Breathtaking is an online presentation published by Undark. You may recognize it from an earlier post of mine: Ten Things About “Breathtaking” that Took Mine Away It’s purpose is to educate people on the dangers, and spread of PM2.5, a dangerous air pollutant subparticle that is less than one tenth the diameter of a strand of hair. Despite it’s diminutive size, it is extremely deadly. I won’t steal any more of their thunder here. If you want to learn more (and I hope you do! Never hurts to know every item on the list of things wrong with the world, we kinda need to fix em all if we’re going to survive for future generations), I encourage you to check out the page, which is linked above at least twice.
My previous post is a listicle celebrating things I liked about the project, this one’s purpose will be to review it as a presentation, from aesthetics to design with a few things in between.
The use of color for Breathtaking is excellent; very well thought out and executed. The site where the presentation rests is very dark (ironically contrasting it’s name). It’s palette consists largely of black, white, and shades of brown as depicted in the image illustrating the size of PM2.5. This is also true for many of their images as well, as shown in the two above. There are others like them, that share these three main colors. I feel that this is an excellent use of color, as it matches the colors of the photography they utilize, making them work well together. There was clearly attention paid when considering color. Using black as a background color, and keeping it from being too colorful in most places, gives it a serious feel, which is appropriate given the topic at hand. It also makes the words pop as they are a light color (mostly white, though some are that shade of brown). Even when other colors are present they seem to somehow have an image that goes keeps up with it in terms of color, while still keeping to their main palette, as depicted on the left.
There are sensory elements, outside of sight, but they aren’t too enumerate. To me, it doesn’t feel inadequate though. They make use of links that take you to quite a lot of relevant places, videos, and interactive graphs, charts, and maps (some of which I believe update in real time), to help you see and understand the severity of this microscopic menace. I think this is a job well done, given that anymore relevant interactivity would likely revolve around a physical reaction to PM2.5 which technically we’re having constantly so you know what? I’m counting that for them too.
Some of this follows interactivity, in that it makes use of things that utilize more of your senses than sight, but this kind of gets into the specifics and how they contribute to the story itself. The pictures are there for us to examine, and in them, we can not only see these parts of the world littered with dust, we see the people who are living amongst it. We can see some of how unclean the air is. Providing us both evidence, and a degree of experience with this epidemic. On top of that we get to see real faces of people who have been heavily effected by this. We get more information on the cleanliness of the air in all the charts, and maps. While the videos and links give various types of information, be it on PM2.5 directly, or how a specific area is being affected, and much more.
I think the presentation is designed very well overall.
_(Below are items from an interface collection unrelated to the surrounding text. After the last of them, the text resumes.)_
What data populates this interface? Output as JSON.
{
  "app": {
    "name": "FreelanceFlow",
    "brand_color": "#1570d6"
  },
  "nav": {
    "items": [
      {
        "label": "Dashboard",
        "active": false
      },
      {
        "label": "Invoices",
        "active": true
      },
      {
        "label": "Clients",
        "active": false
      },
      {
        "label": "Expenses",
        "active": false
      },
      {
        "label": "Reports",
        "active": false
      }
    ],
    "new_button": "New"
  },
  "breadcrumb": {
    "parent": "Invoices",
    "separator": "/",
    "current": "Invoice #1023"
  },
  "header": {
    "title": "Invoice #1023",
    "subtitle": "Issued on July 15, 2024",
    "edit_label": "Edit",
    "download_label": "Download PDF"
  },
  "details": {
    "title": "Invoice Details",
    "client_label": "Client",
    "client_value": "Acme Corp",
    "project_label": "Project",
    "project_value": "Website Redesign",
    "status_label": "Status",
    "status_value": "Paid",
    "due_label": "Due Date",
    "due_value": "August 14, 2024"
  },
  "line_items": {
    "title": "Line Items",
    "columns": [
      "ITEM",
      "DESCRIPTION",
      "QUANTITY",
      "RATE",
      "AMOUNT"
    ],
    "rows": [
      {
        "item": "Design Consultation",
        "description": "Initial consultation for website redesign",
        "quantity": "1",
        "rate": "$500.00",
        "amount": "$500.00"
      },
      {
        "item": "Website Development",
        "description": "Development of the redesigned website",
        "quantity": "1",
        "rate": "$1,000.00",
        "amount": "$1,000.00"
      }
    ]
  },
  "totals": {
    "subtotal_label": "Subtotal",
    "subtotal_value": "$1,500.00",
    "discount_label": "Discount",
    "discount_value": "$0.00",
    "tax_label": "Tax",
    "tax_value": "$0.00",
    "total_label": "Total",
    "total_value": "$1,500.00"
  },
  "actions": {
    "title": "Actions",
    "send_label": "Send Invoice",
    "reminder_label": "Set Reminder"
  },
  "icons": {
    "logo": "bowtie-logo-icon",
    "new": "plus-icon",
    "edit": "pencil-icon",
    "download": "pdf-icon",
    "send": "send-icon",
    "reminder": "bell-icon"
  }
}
The use of black as a background color offers yet another function, in being easier on the eyes to read (in addition to other benefits that have given rise to ‘dark modes’ for many devices, applications, etc). Nothing is redundant, unnecessary, or out of place. It links to seven subpages for specific countries at the top, acknowledgements, discreetly tucked into the top right corner, and is overall formatted simply and cleanly, which you know I like. All of the site buttons that aren’t on the sticky bar up top, are at the bottom, and while they are kind of packed in the only thing poorly done is the text describing the newsletter box is very close in color to the box itself. Which is overall not too bad, and extends beyond Breathtaking to Undark proper.
I think this is overall, very well done, informative, and creative. The use of color for a generally, visually uncreative minimalist like myself is a little mind blowing. It also found many creative ways to get it’s information across, and covered a little know, but vastly important topic. Very well done indeed.